Hits like Stayin’ Alive, Night Fever or How Deep Is Your Love sung beautifully, and wonderfully constructed and danced choreography in shiny disco costumes, and three exceptional performances in the main roles. That is the currency of the new Brno musical Saturday Night Fever. The director Stanislav Moša staged it in the Municipal Theatre.
The theatre version of the film Saturday Night Fever, which became famous in 1977 for the dance numbers of John Travolta and the hits of the sibling group the Bee Gees, also tells the story of the youngster from Brooklyn, Tony Maner. This teenager’s only interest is to spend the weekend at the discotheque - using Saturday dances, drugs and sex to forget the drudgery of life. The theatre adaptation of the film had its premiere in London in 1998, followed by productions on Broadway and in Prague’s Kalich Theatre in 2014 among others.
Already last year in the summer Moša prepared an open-air version of this disco musical at Switzerland’s Walensee Lake, which however was, in terms of musicians, of a more chamber character. There were seven people playing in the place of a thirty-member orchestra. But back to Brno … The local excellent sounding version opens a window (in the form of a video projection) on the complicated social-economic-political context underlying the apparently carefree tale set in the United States in the 1970s. A time when the hard dollar softened, and certainties were lost … Carter’s speech on a crisis of confidence alternates with a slide show of significant events, which cast doubt on the stability of this decade in the USA …
Even despite this deeper image the Brno production of the musical is not analytical or journalistic musical theatre. It is in particular about the love, family and work problems of the central hero in this somewhat shallow tale. But here this is primarily about dance, disco music and songs, which this production offers to a large degree, and does not play on deep-thinking social inquiry.
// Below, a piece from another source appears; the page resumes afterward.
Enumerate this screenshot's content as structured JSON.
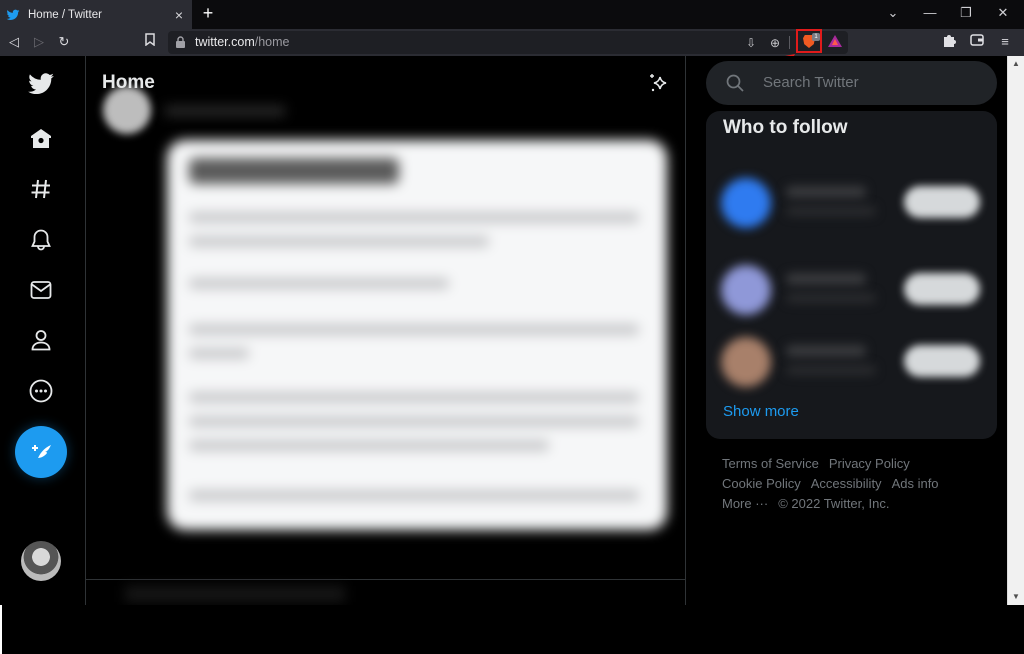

The director does not go for any pointless modernisation. And another of the benefits of Moša’s production is the minutely simulated atmosphere of the America of the seventies or – if you like – the theatrically materialised times when people moved to the rhythm of disco on the dance floor. What more could one want from a musical?
However this musical in Brno does not completely give up on the communication of certain messages. One of these could be the successful set by Christoph Weyers, who framed the stage outside with the huge bridge leading from Brooklyn to Manhattan. This bridge appears on the stage. It is not only a link between two worlds; it is a transition that symbolises the hero's journey into adulthood, and is also is the backdrop for the tragic suicide of his friend. The costumes by Andrea Kučerová are also successful, which work with the ambivalence of settled normal fashion and shiny sexy outfits, in which young people experience their Saturday night fever.
Among the other positives of Moša’s production is the choreography by Igor Barberić, which especially in the ensemble scenes did not content itself with mere dusted-off disco dances. Barberić’s choreography has an original style, which holds the production together, it is both imaginative and modern though it works with references to the past and also uses the classic Latin American dances. However what is essential is a bravura performance of the choreographer’s vision, which the whole company, including the soloists, manage faultlessly.
And there are also the solo numbers which at the first premiere (the remaining cast have my apologies) made of the evening truly an experience. The uncrowned king of the performance was Kristian Pekar in the main role of Tony Maner. Aside from his dancing and vocal virtuosity, what was of great value in this role was his grasp of the acting. Here you do not have a cheap imitation of the iconic Travolta, who constantly adjusts his gelled hair. Pekar found his own extremely compelling expression, giving one of his best performances here. When Pekar is on stage it is simply impossible to believe that Saturday Night Fever was not written specifically for him.
Other great performance on the evening came from the women. Viktórie Matušovová in the role of the disco queen Gloria with her masterful singing earned her applause in the opening scene. With this power you already look forward to each further entrance of the young actress in this demanding vocal part. Dagmar Křížová made her solo musical number as Annette an experience. Her entrance was an example of great singing with thoughtful and structured dosing of emotions. All the songs are so eloquent that the producers are to be praised for leaving them in in the original English version and without a slavish Czech translation. You will enjoy these songs in their original form even if you do not speak English. It is thus easy to understand how and why this rather thin plot works. Concerning Moša’s production as a whole one can only add: in this packaging disco and the musical can be recommended.